Start of Material to process
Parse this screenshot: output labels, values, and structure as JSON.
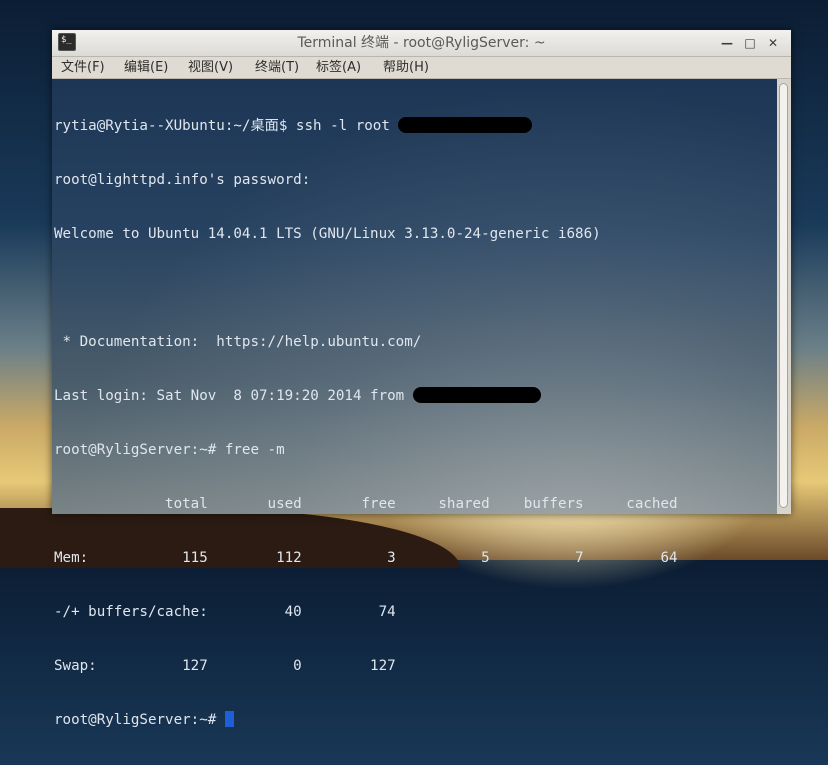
{
  "window": {
    "title": "Terminal 终端 - root@RyligServer: ~",
    "minimize_glyph": "—",
    "maximize_glyph": "□",
    "close_glyph": "✕",
    "app_icon_glyph": "$_"
  },
  "menu": {
    "file": "文件(F)",
    "edit": "编辑(E)",
    "view": "视图(V)",
    "terminal": "终端(T)",
    "tabs": "标签(A)",
    "help": "帮助(H)"
  },
  "terminal": {
    "line1_cmd": "rytia@Rytia--XUbuntu:~/桌面$ ssh -l root ",
    "line2": "root@lighttpd.info's password:",
    "line3": "Welcome to Ubuntu 14.04.1 LTS (GNU/Linux 3.13.0-24-generic i686)",
    "line4": "",
    "line5": " * Documentation:  https://help.ubuntu.com/",
    "line6_text": "Last login: Sat Nov  8 07:19:20 2014 from ",
    "line7": "root@RyligServer:~# free -m",
    "line8": "             total       used       free     shared    buffers     cached",
    "line9": "Mem:           115        112          3          5          7         64",
    "line10": "-/+ buffers/cache:         40         74",
    "line11": "Swap:          127          0        127",
    "line12_prompt": "root@RyligServer:~# "
  },
  "colors": {
    "terminal_text": "#dfe6ee",
    "cursor": "#1e5fd8"
  }
}
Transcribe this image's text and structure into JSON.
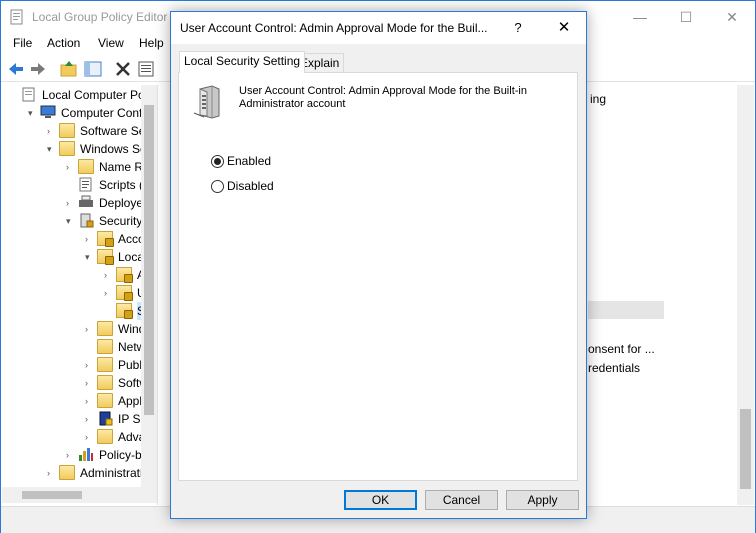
{
  "background_window": {
    "title": "Local Group Policy Editor",
    "controls": {
      "minimize": "—",
      "maximize": "☐",
      "close": "✕"
    },
    "menu": [
      "File",
      "Action",
      "View",
      "Help"
    ],
    "tree": [
      {
        "label": "Local Computer Polic",
        "indent": 0,
        "expander": "",
        "icon": "computer-policy-icon"
      },
      {
        "label": "Computer Config",
        "indent": 1,
        "expander": "▾",
        "icon": "computer-icon"
      },
      {
        "label": "Software Setti",
        "indent": 2,
        "expander": "›",
        "icon": "folder-icon"
      },
      {
        "label": "Windows Sett",
        "indent": 2,
        "expander": "▾",
        "icon": "folder-icon"
      },
      {
        "label": "Name Res",
        "indent": 3,
        "expander": "›",
        "icon": "folder-icon"
      },
      {
        "label": "Scripts (Sta",
        "indent": 3,
        "expander": "",
        "icon": "scripts-icon"
      },
      {
        "label": "Deployed",
        "indent": 3,
        "expander": "›",
        "icon": "printer-icon"
      },
      {
        "label": "Security Se",
        "indent": 3,
        "expander": "▾",
        "icon": "security-icon"
      },
      {
        "label": "Accou",
        "indent": 4,
        "expander": "›",
        "icon": "folder-lock-icon"
      },
      {
        "label": "Local P",
        "indent": 4,
        "expander": "▾",
        "icon": "folder-lock-icon"
      },
      {
        "label": "Au",
        "indent": 5,
        "expander": "›",
        "icon": "folder-lock-icon"
      },
      {
        "label": "Use",
        "indent": 5,
        "expander": "›",
        "icon": "folder-lock-icon"
      },
      {
        "label": "Sec",
        "indent": 5,
        "expander": "",
        "icon": "folder-lock-icon",
        "selected": true
      },
      {
        "label": "Windo",
        "indent": 4,
        "expander": "›",
        "icon": "folder-icon"
      },
      {
        "label": "Netwo",
        "indent": 4,
        "expander": "",
        "icon": "folder-icon"
      },
      {
        "label": "Public",
        "indent": 4,
        "expander": "›",
        "icon": "folder-icon"
      },
      {
        "label": "Softwa",
        "indent": 4,
        "expander": "›",
        "icon": "folder-icon"
      },
      {
        "label": "Applic",
        "indent": 4,
        "expander": "›",
        "icon": "folder-icon"
      },
      {
        "label": "IP Secu",
        "indent": 4,
        "expander": "›",
        "icon": "ip-security-icon"
      },
      {
        "label": "Advan",
        "indent": 4,
        "expander": "›",
        "icon": "folder-icon"
      },
      {
        "label": "Policy-bas",
        "indent": 3,
        "expander": "›",
        "icon": "chart-icon"
      },
      {
        "label": "Administrativ",
        "indent": 2,
        "expander": "›",
        "icon": "folder-icon"
      }
    ],
    "right_pane_fragments": [
      "ing",
      "onsent for ...",
      "redentials"
    ]
  },
  "dialog": {
    "title": "User Account Control: Admin Approval Mode for the Buil...",
    "help_label": "?",
    "close_label": "✕",
    "tabs": [
      "Local Security Setting",
      "Explain"
    ],
    "policy_description": "User Account Control: Admin Approval Mode for the Built-in Administrator account",
    "options": [
      {
        "label": "Enabled",
        "checked": true
      },
      {
        "label": "Disabled",
        "checked": false
      }
    ],
    "buttons": {
      "ok": "OK",
      "cancel": "Cancel",
      "apply": "Apply"
    }
  },
  "colors": {
    "accent_border": "#2b79d6",
    "selection": "#cce8ff",
    "dialog_bg": "#f0f0f0"
  }
}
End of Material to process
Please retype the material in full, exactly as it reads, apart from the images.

Parse this screenshot: output labels, values, and structure as JSON.
{
  "window": {
    "title": "Terminal 终端 - root@RyligServer: ~",
    "minimize_glyph": "—",
    "maximize_glyph": "□",
    "close_glyph": "✕",
    "app_icon_glyph": "$_"
  },
  "menu": {
    "file": "文件(F)",
    "edit": "编辑(E)",
    "view": "视图(V)",
    "terminal": "终端(T)",
    "tabs": "标签(A)",
    "help": "帮助(H)"
  },
  "terminal": {
    "line1_cmd": "rytia@Rytia--XUbuntu:~/桌面$ ssh -l root ",
    "line2": "root@lighttpd.info's password:",
    "line3": "Welcome to Ubuntu 14.04.1 LTS (GNU/Linux 3.13.0-24-generic i686)",
    "line4": "",
    "line5": " * Documentation:  https://help.ubuntu.com/",
    "line6_text": "Last login: Sat Nov  8 07:19:20 2014 from ",
    "line7": "root@RyligServer:~# free -m",
    "line8": "             total       used       free     shared    buffers     cached",
    "line9": "Mem:           115        112          3          5          7         64",
    "line10": "-/+ buffers/cache:         40         74",
    "line11": "Swap:          127          0        127",
    "line12_prompt": "root@RyligServer:~# "
  },
  "colors": {
    "terminal_text": "#dfe6ee",
    "cursor": "#1e5fd8"
  }
}
Transcribe this image's text and structure into JSON.
{
  "background_window": {
    "title": "Local Group Policy Editor",
    "controls": {
      "minimize": "—",
      "maximize": "☐",
      "close": "✕"
    },
    "menu": [
      "File",
      "Action",
      "View",
      "Help"
    ],
    "tree": [
      {
        "label": "Local Computer Polic",
        "indent": 0,
        "expander": "",
        "icon": "computer-policy-icon"
      },
      {
        "label": "Computer Config",
        "indent": 1,
        "expander": "▾",
        "icon": "computer-icon"
      },
      {
        "label": "Software Setti",
        "indent": 2,
        "expander": "›",
        "icon": "folder-icon"
      },
      {
        "label": "Windows Sett",
        "indent": 2,
        "expander": "▾",
        "icon": "folder-icon"
      },
      {
        "label": "Name Res",
        "indent": 3,
        "expander": "›",
        "icon": "folder-icon"
      },
      {
        "label": "Scripts (Sta",
        "indent": 3,
        "expander": "",
        "icon": "scripts-icon"
      },
      {
        "label": "Deployed",
        "indent": 3,
        "expander": "›",
        "icon": "printer-icon"
      },
      {
        "label": "Security Se",
        "indent": 3,
        "expander": "▾",
        "icon": "security-icon"
      },
      {
        "label": "Accou",
        "indent": 4,
        "expander": "›",
        "icon": "folder-lock-icon"
      },
      {
        "label": "Local P",
        "indent": 4,
        "expander": "▾",
        "icon": "folder-lock-icon"
      },
      {
        "label": "Au",
        "indent": 5,
        "expander": "›",
        "icon": "folder-lock-icon"
      },
      {
        "label": "Use",
        "indent": 5,
        "expander": "›",
        "icon": "folder-lock-icon"
      },
      {
        "label": "Sec",
        "indent": 5,
        "expander": "",
        "icon": "folder-lock-icon",
        "selected": true
      },
      {
        "label": "Windo",
        "indent": 4,
        "expander": "›",
        "icon": "folder-icon"
      },
      {
        "label": "Netwo",
        "indent": 4,
        "expander": "",
        "icon": "folder-icon"
      },
      {
        "label": "Public",
        "indent": 4,
        "expander": "›",
        "icon": "folder-icon"
      },
      {
        "label": "Softwa",
        "indent": 4,
        "expander": "›",
        "icon": "folder-icon"
      },
      {
        "label": "Applic",
        "indent": 4,
        "expander": "›",
        "icon": "folder-icon"
      },
      {
        "label": "IP Secu",
        "indent": 4,
        "expander": "›",
        "icon": "ip-security-icon"
      },
      {
        "label": "Advan",
        "indent": 4,
        "expander": "›",
        "icon": "folder-icon"
      },
      {
        "label": "Policy-bas",
        "indent": 3,
        "expander": "›",
        "icon": "chart-icon"
      },
      {
        "label": "Administrativ",
        "indent": 2,
        "expander": "›",
        "icon": "folder-icon"
      }
    ],
    "right_pane_fragments": [
      "ing",
      "onsent for ...",
      "redentials"
    ]
  },
  "dialog": {
    "title": "User Account Control: Admin Approval Mode for the Buil...",
    "help_label": "?",
    "close_label": "✕",
    "tabs": [
      "Local Security Setting",
      "Explain"
    ],
    "policy_description": "User Account Control: Admin Approval Mode for the Built-in Administrator account",
    "options": [
      {
        "label": "Enabled",
        "checked": true
      },
      {
        "label": "Disabled",
        "checked": false
      }
    ],
    "buttons": {
      "ok": "OK",
      "cancel": "Cancel",
      "apply": "Apply"
    }
  },
  "colors": {
    "accent_border": "#2b79d6",
    "selection": "#cce8ff",
    "dialog_bg": "#f0f0f0"
  }
}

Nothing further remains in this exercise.